There is a school of thought which says that elephants were the midwives of humanity, since they beat the paths across the savannah that encouraged early humans to wander in search of forage. You do not need a very highly evolved cortex cerebellum to discern which way a herd of elephants has gone. In the Serengeti the average, healthy elephant knocks down around three trees a day. This is not as disastrous for the environment as it sounds. Given adequate space to roam, elephants have a beneficial effect on the maintenance of grassland. This raises a sensitive problem. It is a general orthodoxy that the number of species of elephant thinned out due to changes in environment at the end of the ice age. Observation suggests that, due to their size, elephants have far more influence over the environment that it has over them. So what happened to the mammoth and the mastodon? Palaeologists have noticed that they began to disappear as soon as their bipedal neighbours perfected the stone spearhead. These might be the first man-made extinctions. Now only elephas and loxodonta are left, and due to our greed for ivory and our hunger for agricultural land, they might not last much longer.
Individual elephants menace us, as much we menace them collectively. They will sit on us in fits of absent-mindedness, gore and trample us during the hormone-fuelled sexual rage, known as musht, which seizes mature males periodically. But just like a human, an elephant can kill out of calculation rather than instinct, and just as they remember kindnesses - and indeed street directions - over many years, they also bear grudges. In 1929 a circus elephant named Black Diamond gored a woman to death in Texas, apparently because, when the circus had passed through town the year before, she had seduced his trainer away. Black Diamond was dissatisfied with the arrangement and knew whom he held to be responsible. This can be set against countless well-authenticated examples of elephants coming across lost children in circus crowds and lifting them up so they can find their parents.
Unlike other species, we face elephants in uneasy equality, because of their size, and their intelligence. Although they have lived and worked with humans for centuries and still do, they have never become fully domesticated. They do not breed easily in captivity, they must be found in the wild and trained. And when the wild disappears, so will they.
It is human nature, and perhaps elephant nature too, for all we know, to want things both ways. In the closing chapters of the book Scigliano travels with the conservationists in South Asia who try to balance conflicting demands, and sees farmers, who will ruthlessly pepper a stray elephant with buckshot when it raids their crops, gather to wave off the same elephant when it is captured and bound for a wildlife park.
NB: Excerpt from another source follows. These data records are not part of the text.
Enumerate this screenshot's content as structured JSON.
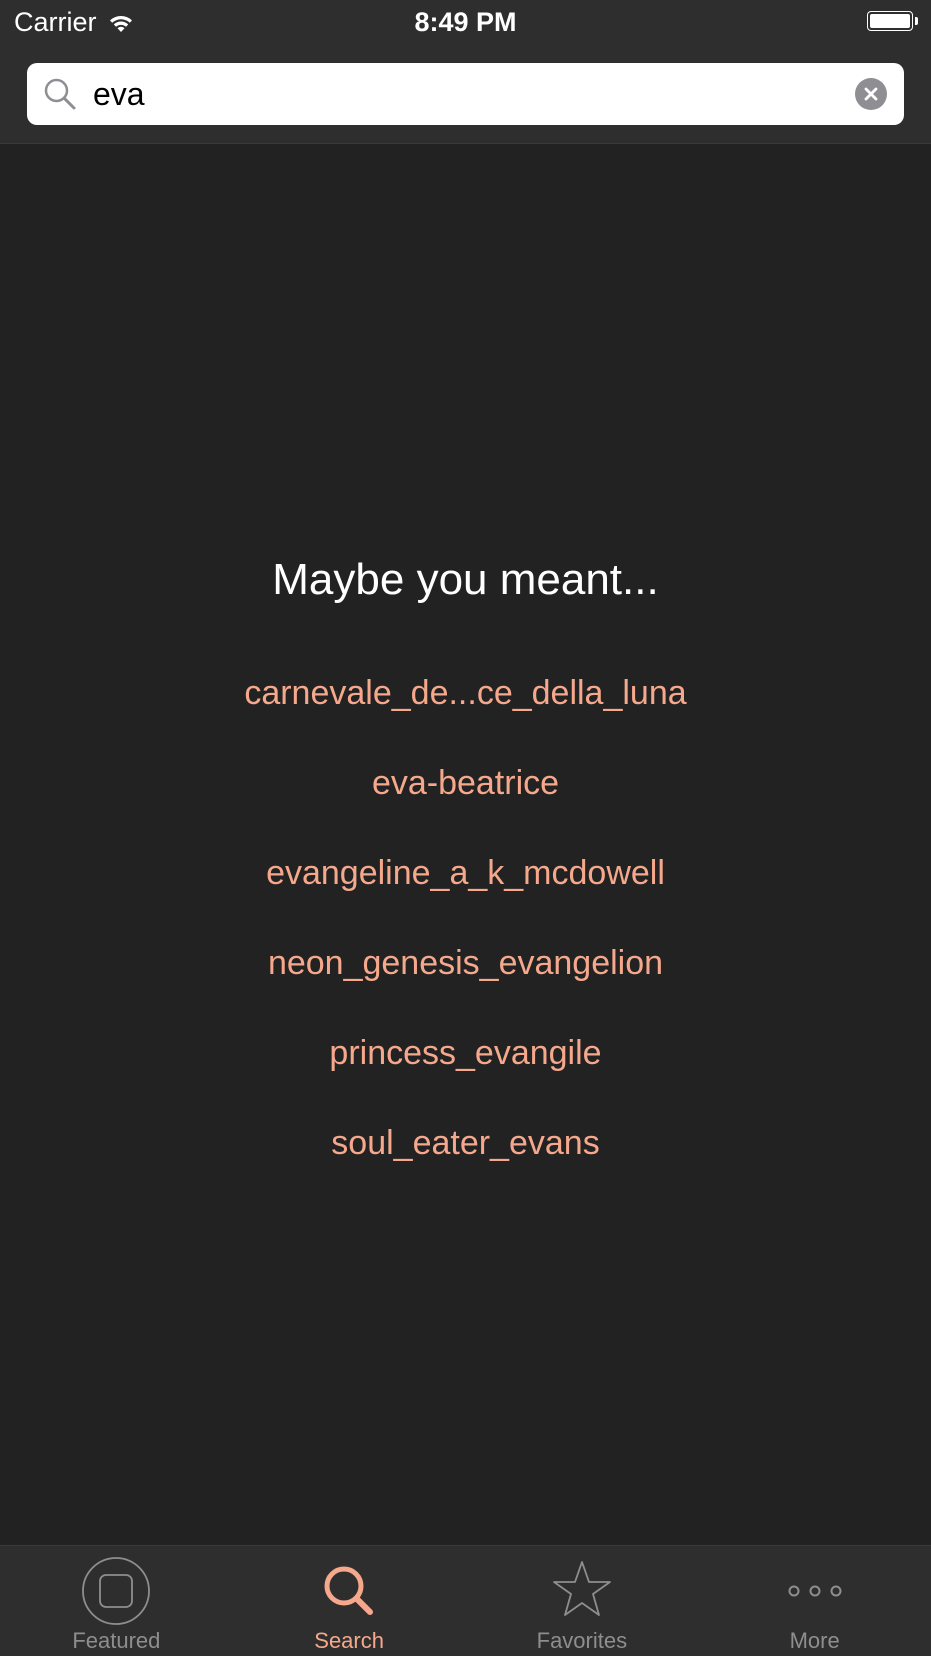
{
  "status_bar": {
    "carrier": "Carrier",
    "time": "8:49 PM"
  },
  "search": {
    "value": "eva",
    "placeholder": "Search"
  },
  "suggestions": {
    "title": "Maybe you meant...",
    "items": [
      "carnevale_de...ce_della_luna",
      "eva-beatrice",
      "evangeline_a_k_mcdowell",
      "neon_genesis_evangelion",
      "princess_evangile",
      "soul_eater_evans"
    ]
  },
  "tabbar": {
    "tabs": [
      {
        "label": "Featured",
        "icon": "featured-icon",
        "active": false
      },
      {
        "label": "Search",
        "icon": "search-icon",
        "active": true
      },
      {
        "label": "Favorites",
        "icon": "star-icon",
        "active": false
      },
      {
        "label": "More",
        "icon": "more-icon",
        "active": false
      }
    ]
  },
  "colors": {
    "background": "#222222",
    "bar": "#2e2e2e",
    "accent": "#f5a88c",
    "inactive": "#8e8e8e"
  }
}
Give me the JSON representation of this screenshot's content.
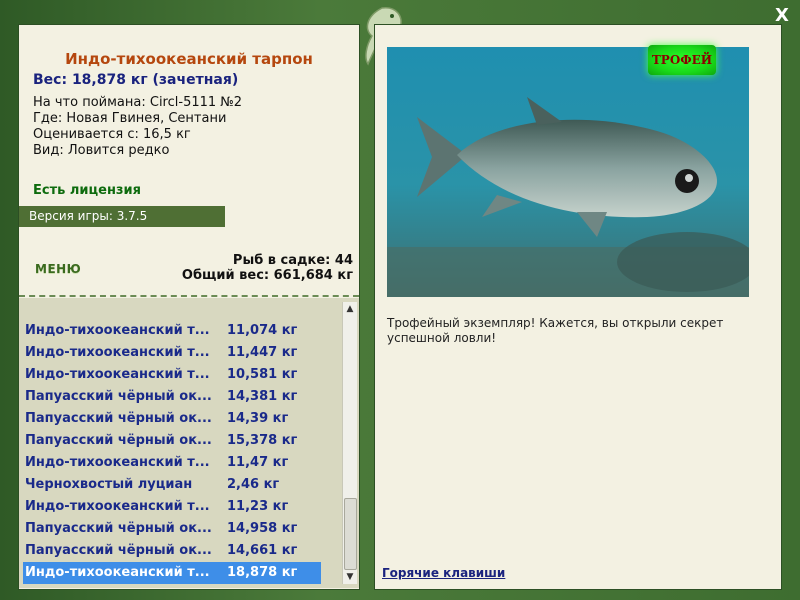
{
  "window": {
    "close_label": "X"
  },
  "fish": {
    "title": "Индо-тихоокеанский тарпон",
    "weight": "Вес: 18,878 кг (зачетная)",
    "caught_on": "На что поймана: Circl-5111 №2",
    "location": "Где: Новая Гвинея, Сентани",
    "valued_from": "Оценивается с: 16,5 кг",
    "rarity": "Вид: Ловится редко"
  },
  "license": "Есть лицензия",
  "version": "Версия игры: 3.7.5",
  "menu_label": "МЕНЮ",
  "stats": {
    "fish_count": "Рыб в садке: 44",
    "total_weight": "Общий вес: 661,684 кг"
  },
  "catch_list": [
    {
      "name": "Индо-тихоокеанский т...",
      "weight": "11,074 кг"
    },
    {
      "name": "Индо-тихоокеанский т...",
      "weight": "11,447 кг"
    },
    {
      "name": "Индо-тихоокеанский т...",
      "weight": "10,581 кг"
    },
    {
      "name": "Папуасский чёрный ок...",
      "weight": "14,381 кг"
    },
    {
      "name": "Папуасский чёрный ок...",
      "weight": "14,39 кг"
    },
    {
      "name": "Папуасский чёрный ок...",
      "weight": "15,378 кг"
    },
    {
      "name": "Индо-тихоокеанский т...",
      "weight": "11,47 кг"
    },
    {
      "name": "Чернохвостый луциан",
      "weight": "2,46 кг"
    },
    {
      "name": "Индо-тихоокеанский т...",
      "weight": "11,23 кг"
    },
    {
      "name": "Папуасский чёрный ок...",
      "weight": "14,958 кг"
    },
    {
      "name": "Папуасский чёрный ок...",
      "weight": "14,661 кг"
    },
    {
      "name": "Индо-тихоокеанский т...",
      "weight": "18,878 кг"
    }
  ],
  "selected_index": 11,
  "scrollbar": {
    "up_icon": "▲",
    "down_icon": "▼"
  },
  "trophy_badge": "ТРОФЕЙ",
  "caption": "Трофейный экземпляр! Кажется, вы открыли секрет успешной ловли!",
  "hotkeys_label": "Горячие клавиши",
  "colors": {
    "accent": "#3e8ee8",
    "frame": "#3d6a2f",
    "title": "#b5470e",
    "list_text": "#1a2a8a"
  }
}
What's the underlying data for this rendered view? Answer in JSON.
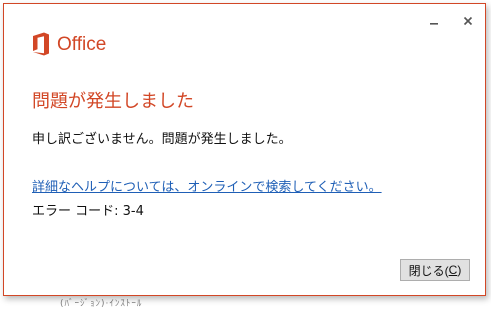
{
  "brand": {
    "logo_text": "Office",
    "accent_color": "#d24726",
    "logo_icon": "office-logo-icon"
  },
  "titlebar": {
    "minimize_icon": "minimize-icon",
    "close_icon": "close-icon"
  },
  "dialog": {
    "heading": "問題が発生しました",
    "message": "申し訳ございません。問題が発生しました。",
    "help_link": "詳細なヘルプについては、オンラインで検索してください。",
    "error_code": "エラー コード: 3-4"
  },
  "buttons": {
    "close_label": "閉じる(",
    "close_accel": "C",
    "close_label_end": ")"
  },
  "background_text": "(ﾊﾞｰｼﾞｮﾝ)·ｲﾝｽﾄｰﾙ"
}
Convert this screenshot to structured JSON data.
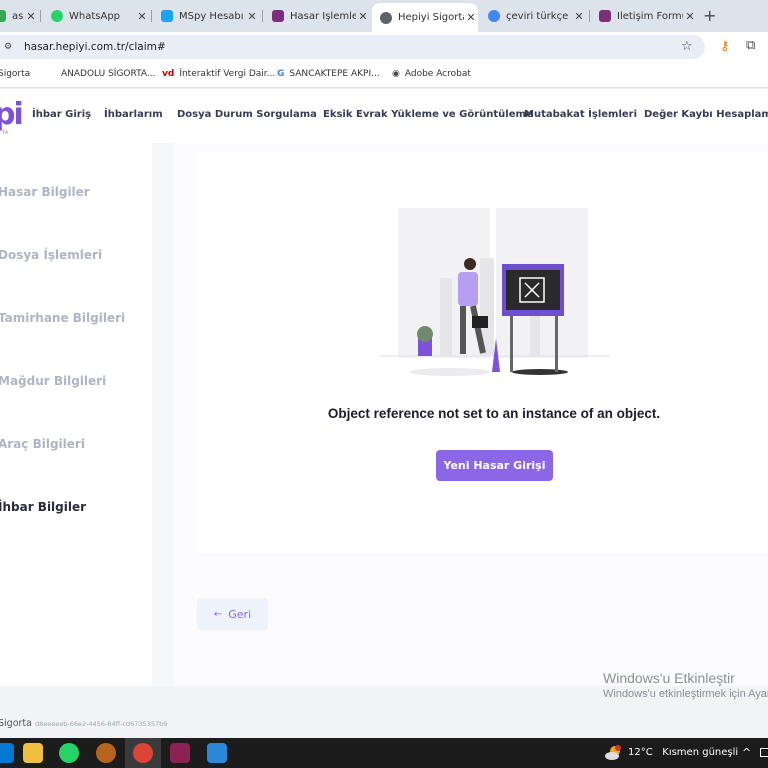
{
  "browser": {
    "tabs": [
      {
        "label": "asu",
        "icon": "sheet-icon",
        "color": "#34a853"
      },
      {
        "label": "WhatsApp",
        "icon": "whatsapp-icon",
        "color": "#25d366"
      },
      {
        "label": "MSpy Hesabı",
        "icon": "mspy-icon",
        "color": "#1da1f2"
      },
      {
        "label": "Hasar İşlemleri",
        "icon": "hepiyi-icon",
        "color": "#7b2f7b"
      },
      {
        "label": "Hepiyi Sigorta",
        "icon": "globe-icon",
        "color": "#5f6368"
      },
      {
        "label": "çeviri türkçe",
        "icon": "google-icon",
        "color": "#4285f4"
      },
      {
        "label": "İletişim Formu",
        "icon": "hepiyi-icon",
        "color": "#7b2f7b"
      }
    ],
    "close_glyph": "✕",
    "newtab_glyph": "+",
    "url": "hasar.hepiyi.com.tr/claim#"
  },
  "bookmarks": [
    {
      "label": "Sigorta",
      "icon": ""
    },
    {
      "label": "ANADOLU SİGORTA...",
      "icon": ""
    },
    {
      "label": "İnteraktif Vergi Dair...",
      "icon": "vd"
    },
    {
      "label": "SANCAKTEPE AKPI...",
      "icon": "G"
    },
    {
      "label": "Adobe Acrobat",
      "icon": "globe"
    }
  ],
  "site": {
    "logo": "pi",
    "logo_sub": "TA",
    "nav": [
      "İhbar Giriş",
      "İhbarlarım",
      "Dosya Durum Sorgulama",
      "Eksik Evrak Yükleme ve Görüntüleme",
      "Mutabakat İşlemleri",
      "Değer Kaybı Hesaplama"
    ],
    "brand_color": "#7b52d9"
  },
  "sidebar": {
    "items": [
      {
        "label": "Hasar Bilgiler"
      },
      {
        "label": "Dosya İşlemleri"
      },
      {
        "label": "Tamirhane Bilgileri"
      },
      {
        "label": "Mağdur Bilgileri"
      },
      {
        "label": "Araç Bilgileri"
      },
      {
        "label": "İhbar Bilgiler"
      }
    ]
  },
  "main": {
    "error_message": "Object reference not set to an instance of an object.",
    "new_claim_label": "Yeni Hasar Girişi",
    "back_label": "Geri",
    "back_arrow": "←"
  },
  "footer": {
    "brand": "Sigorta",
    "build_id": "d8eeeeeb-66e2-4456-84ff-cd6735357b9"
  },
  "watermark": {
    "line1": "Windows'u Etkinleştir",
    "line2": "Windows'u etkinleştirmek için Ayarl"
  },
  "taskbar": {
    "temperature": "12°C",
    "weather": "Kısmen güneşli",
    "weather_badge": "1",
    "chevron": "^"
  }
}
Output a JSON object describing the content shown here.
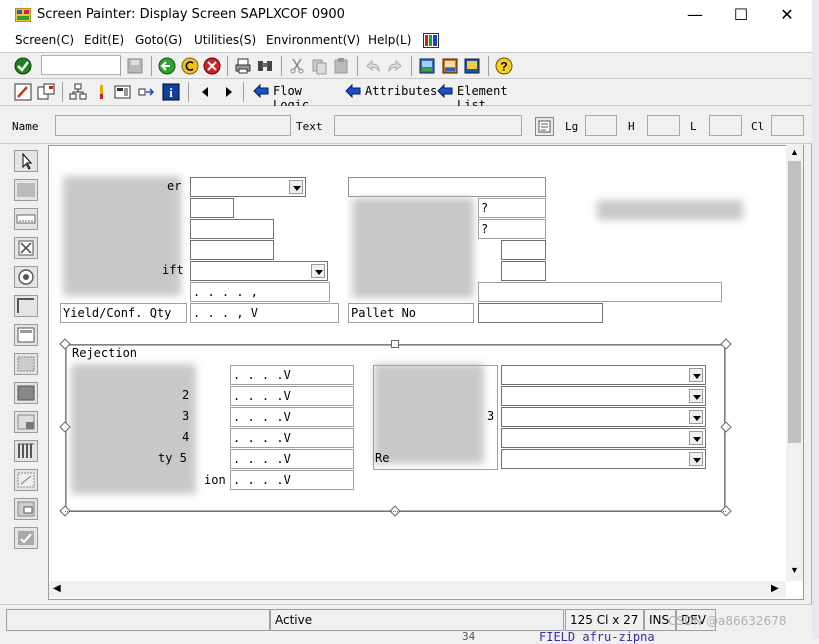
{
  "window": {
    "title": "Screen Painter:  Display Screen SAPLXCOF 0900",
    "controls": [
      "—",
      "☐",
      "✕"
    ]
  },
  "menu": [
    "Screen(C)",
    "Edit(E)",
    "Goto(G)",
    "Utilities(S)",
    "Environment(V)",
    "Help(L)"
  ],
  "toolbar2": {
    "flow_logic": "Flow Logic",
    "attributes": "Attributes",
    "element_list": "Element List"
  },
  "attr": {
    "name": "Name",
    "text": "Text",
    "lg": "Lg",
    "h": "H",
    "l": "L",
    "cl": "Cl"
  },
  "form": {
    "row_qty": "Yield/Conf. Qty",
    "row_qty_value": " .   .   .   ,   V",
    "pallet": "Pallet No",
    "field_q1": "?",
    "field_q2": "?",
    "row5_value": " .   .   .   .   ,",
    "rejection_title": "Rejection",
    "rej_nums": [
      "2",
      "3",
      "4",
      "5"
    ],
    "rej_values": [
      " .   .   .   .V",
      " .   .   .   .V",
      " .   .   .   .V",
      " .   .   .   .V",
      " .   .   .   .V",
      " .   .   .   .V"
    ],
    "rej_last_label": "ion",
    "rej_labels_frag": [
      "R",
      "I",
      "R",
      "Re"
    ],
    "rej_label_5": "ty 5",
    "trunc_er": "er",
    "trunc_lift": "ift"
  },
  "status": {
    "mode": "Active",
    "position": "125 Cl x 27 L",
    "ins": "INS",
    "dev": "DEV"
  },
  "watermark": "CSDN @a86632678",
  "bg_code": "FIELD afru-zipna",
  "bg_lineno": "34"
}
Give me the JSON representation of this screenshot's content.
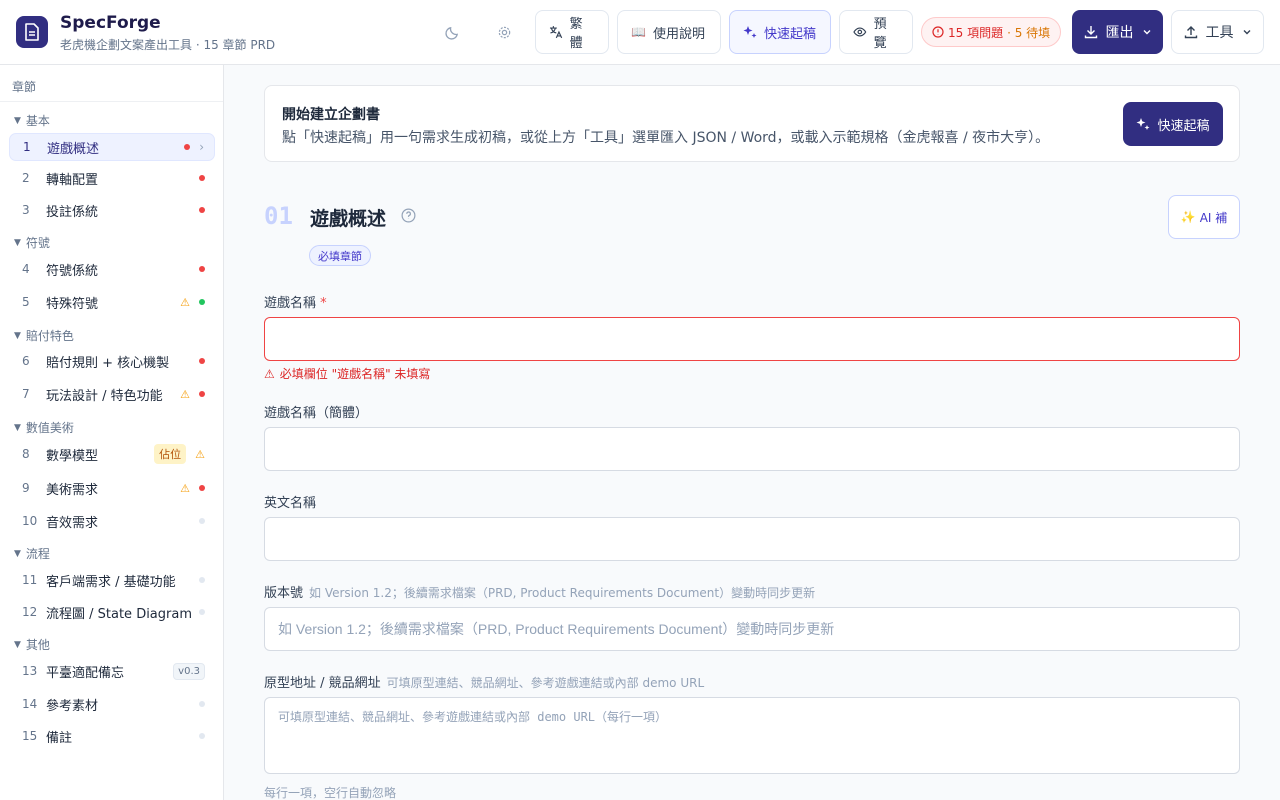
{
  "app": {
    "title": "SpecForge",
    "subtitle": "老虎機企劃文案產出工具 · 15 章節 PRD",
    "logo_icon": "document-icon"
  },
  "header": {
    "language_label": "繁體",
    "guide_label": "使用說明",
    "guide_icon": "📖",
    "quickstart_label": "快速起稿",
    "preview_label": "預覽",
    "issues_label": "15 項問題",
    "pending_label": "· 5 待填",
    "export_label": "匯出",
    "tools_label": "工具"
  },
  "sidebar": {
    "heading": "章節",
    "groups": [
      {
        "label": "基本"
      },
      {
        "label": "符號"
      },
      {
        "label": "賠付特色"
      },
      {
        "label": "數值美術"
      },
      {
        "label": "流程"
      },
      {
        "label": "其他"
      }
    ],
    "items": [
      {
        "num": "1",
        "label": "遊戲概述"
      },
      {
        "num": "2",
        "label": "轉軸配置"
      },
      {
        "num": "3",
        "label": "投註係統"
      },
      {
        "num": "4",
        "label": "符號係統"
      },
      {
        "num": "5",
        "label": "特殊符號"
      },
      {
        "num": "6",
        "label": "賠付規則 + 核心機製"
      },
      {
        "num": "7",
        "label": "玩法設計 / 特色功能"
      },
      {
        "num": "8",
        "label": "數學模型",
        "tag": "佔位"
      },
      {
        "num": "9",
        "label": "美術需求"
      },
      {
        "num": "10",
        "label": "音效需求"
      },
      {
        "num": "11",
        "label": "客戶端需求 / 基礎功能"
      },
      {
        "num": "12",
        "label": "流程圖 / State Diagram"
      },
      {
        "num": "13",
        "label": "平臺適配備忘",
        "tag": "v0.3"
      },
      {
        "num": "14",
        "label": "參考素材"
      },
      {
        "num": "15",
        "label": "備註"
      }
    ]
  },
  "banner": {
    "title": "開始建立企劃書",
    "description": "點「快速起稿」用一句需求生成初稿，或從上方「工具」選單匯入 JSON / Word，或載入示範規格（金虎報喜 / 夜市大亨）。",
    "button_label": "快速起稿"
  },
  "section": {
    "number": "01",
    "title": "遊戲概述",
    "badge": "必填章節",
    "ai_label": "AI 補"
  },
  "fields": {
    "game_name_label": "遊戲名稱",
    "game_name_required": "*",
    "game_name_value": "",
    "game_name_error": "必填欄位 \"遊戲名稱\" 未填寫",
    "game_name_sc_label": "遊戲名稱（簡體）",
    "game_name_sc_value": "",
    "english_name_label": "英文名稱",
    "english_name_value": "",
    "version_label": "版本號",
    "version_hint": "如 Version 1.2；後續需求檔案（PRD, Product Requirements Document）變動時同步更新",
    "version_placeholder": "如 Version 1.2；後續需求檔案（PRD, Product Requirements Document）變動時同步更新",
    "prototype_label": "原型地址 / 競品網址",
    "prototype_hint": "可填原型連結、競品網址、參考遊戲連結或內部 demo URL",
    "prototype_placeholder": "可填原型連結、競品網址、參考遊戲連結或內部 demo URL（每行一項）",
    "prototype_foot": "每行一項，空行自動忽略"
  },
  "colors": {
    "brand": "#312e81",
    "accent": "#4338ca",
    "error": "#ef4444",
    "warning": "#f59e0b",
    "success": "#22c55e"
  }
}
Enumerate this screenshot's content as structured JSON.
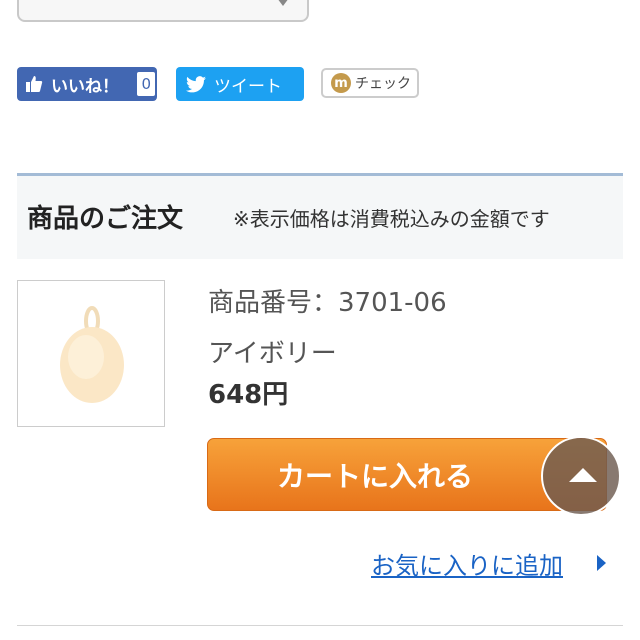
{
  "social": {
    "like_label": "いいね！",
    "like_count": "0",
    "tweet_label": "ツイート",
    "check_icon_letter": "m",
    "check_label": "チェック"
  },
  "order": {
    "title": "商品のご注文",
    "note": "※表示価格は消費税込みの金額です"
  },
  "product": {
    "number": "商品番号：3701-06",
    "color": "アイボリー",
    "price": "648円"
  },
  "cart_button_label": "カートに入れる",
  "favorite_link": "お気に入りに追加",
  "colors": {
    "cart_orange": "#f08a26",
    "link_blue": "#1a63c5",
    "facebook_blue": "#4267b2",
    "twitter_blue": "#1da1f2",
    "header_border": "#a3bbd6"
  }
}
There is no compromising with elephants. And this happy book has a sour note. "Real elephants are complicated, troublesome creatures who demand space and freedom and refuse to abide by our fond stereotypes. Like martyred saints, dead rock stars, and vanished dinosaurs, they might be loved more if they vanished from the earth, becoming safe figures of computer-generated spectacle and cosy emblems of nature's power and terror."
Will we have even that? Elephants are talismanic and mythical but we can have real relationships with them too, if we choose. Otherwise all we shall have left is yellowing billiard balls, and the occasional weathered tusk, found here and there, and quickly cast aside and forgotten.Reuse content